The point is this: parental relationships count. Decisions we make as mothers and fathers on behalf of our family help determine the course for each individual family member, and collectively have a broad ripple effect that influences public, social, and cultural issues. Until we as parents provide an imprint for intimacy from which our children can draw inspiration for relationship success, I fear we will see more children avoid marriage or end it prematurely, and consequently fuel the rise in single-parent homes known to challenge children individually and alter a society.

Based on what I’d observed in my parents’ home growing up, I was confident I could get married and raise a family, not just for a decade or two, but for a lifetime.

Did my parents have a perfect marriage? Perhaps not, but in my mind, they did—as well as in the minds of my sister and brother, who also observed the matrix of marriage that become the storyline for all three of our love stories later in life.

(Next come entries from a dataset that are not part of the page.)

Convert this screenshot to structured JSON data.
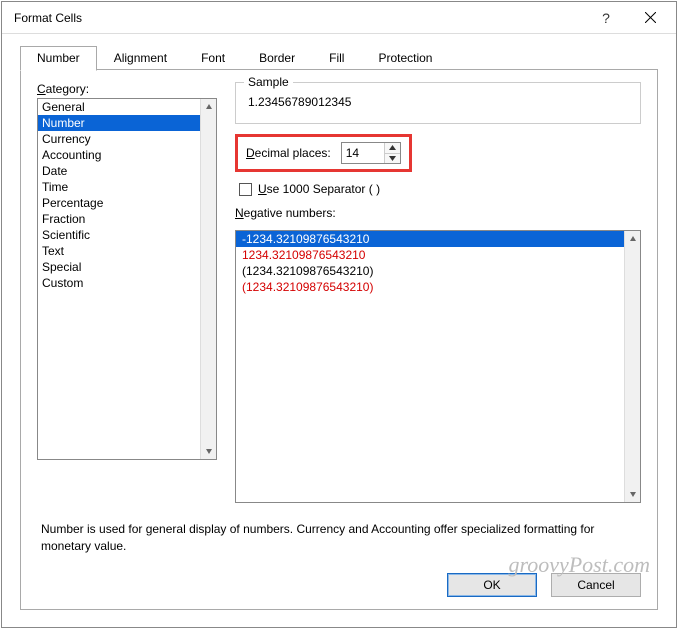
{
  "title": "Format Cells",
  "tabs": [
    "Number",
    "Alignment",
    "Font",
    "Border",
    "Fill",
    "Protection"
  ],
  "active_tab": 0,
  "category_label": "Category:",
  "categories": [
    "General",
    "Number",
    "Currency",
    "Accounting",
    "Date",
    "Time",
    "Percentage",
    "Fraction",
    "Scientific",
    "Text",
    "Special",
    "Custom"
  ],
  "category_selected": 1,
  "sample": {
    "legend": "Sample",
    "value": "1.23456789012345"
  },
  "decimal": {
    "label": "Decimal places:",
    "value": "14"
  },
  "separator": {
    "label": "Use 1000 Separator ( )",
    "checked": false
  },
  "negative": {
    "label": "Negative numbers:",
    "items": [
      {
        "text": "-1234.32109876543210",
        "style": "sel"
      },
      {
        "text": "1234.32109876543210",
        "style": "red"
      },
      {
        "text": "(1234.32109876543210)",
        "style": ""
      },
      {
        "text": "(1234.32109876543210)",
        "style": "red"
      }
    ]
  },
  "description": "Number is used for general display of numbers.  Currency and Accounting offer specialized formatting for monetary value.",
  "buttons": {
    "ok": "OK",
    "cancel": "Cancel"
  },
  "watermark": "groovyPost.com"
}
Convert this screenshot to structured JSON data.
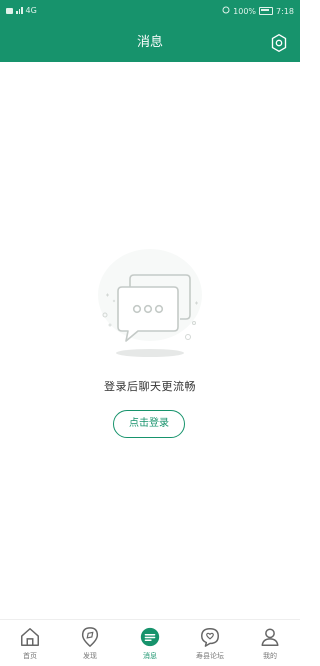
{
  "status_bar": {
    "left_text": "4G",
    "right_text": "100%",
    "time": "7:18"
  },
  "header": {
    "title": "消息"
  },
  "empty_state": {
    "message": "登录后聊天更流畅",
    "login_label": "点击登录"
  },
  "tabs": [
    {
      "label": "首页",
      "icon": "home-icon"
    },
    {
      "label": "发现",
      "icon": "discover-icon"
    },
    {
      "label": "消息",
      "icon": "message-icon"
    },
    {
      "label": "寿县论坛",
      "icon": "forum-icon"
    },
    {
      "label": "我的",
      "icon": "profile-icon"
    }
  ],
  "colors": {
    "brand": "#17936c",
    "background": "#ffffff",
    "text": "#333333",
    "inactive": "#777777"
  }
}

Somehow the generation before me (my parents) and the generation before them (my grandparents)—sporting a low divorce rate and almost unheard of rates of cohabitation and single-parenthood—modeled marriage as a unique partnership with inherent privileges, responsibilities, meaning, and purpose. Marriage was viewed as a channel for self-development, self-respect, pride, and integrity.

No wonder I wanted to be that bride I saw in the leather-bound album at my grandparents’ house! I wanted to be the smiling wife that not only stuffed the wedding cake into her husband’s mouth on their wedding day, but that also shared lovingly in the labor, stress, and joy of raising a family and running a household together. Based on what I’d observed in my parents’ home growing up, I was confident I could get married and raise a family—not just for a decade or two—but for a lifetime, creating for my own children a set of experiences that when crafted together, not only became a life worth living but also their imprint for intimacy.

Rhonda Kruse Nordin, a Senior Fellow at the Center of the American Experiment, is a Twin Cities author, educator, and public speaker whose research-based offerings provide point-of-view trends and recommendations to strengthen families.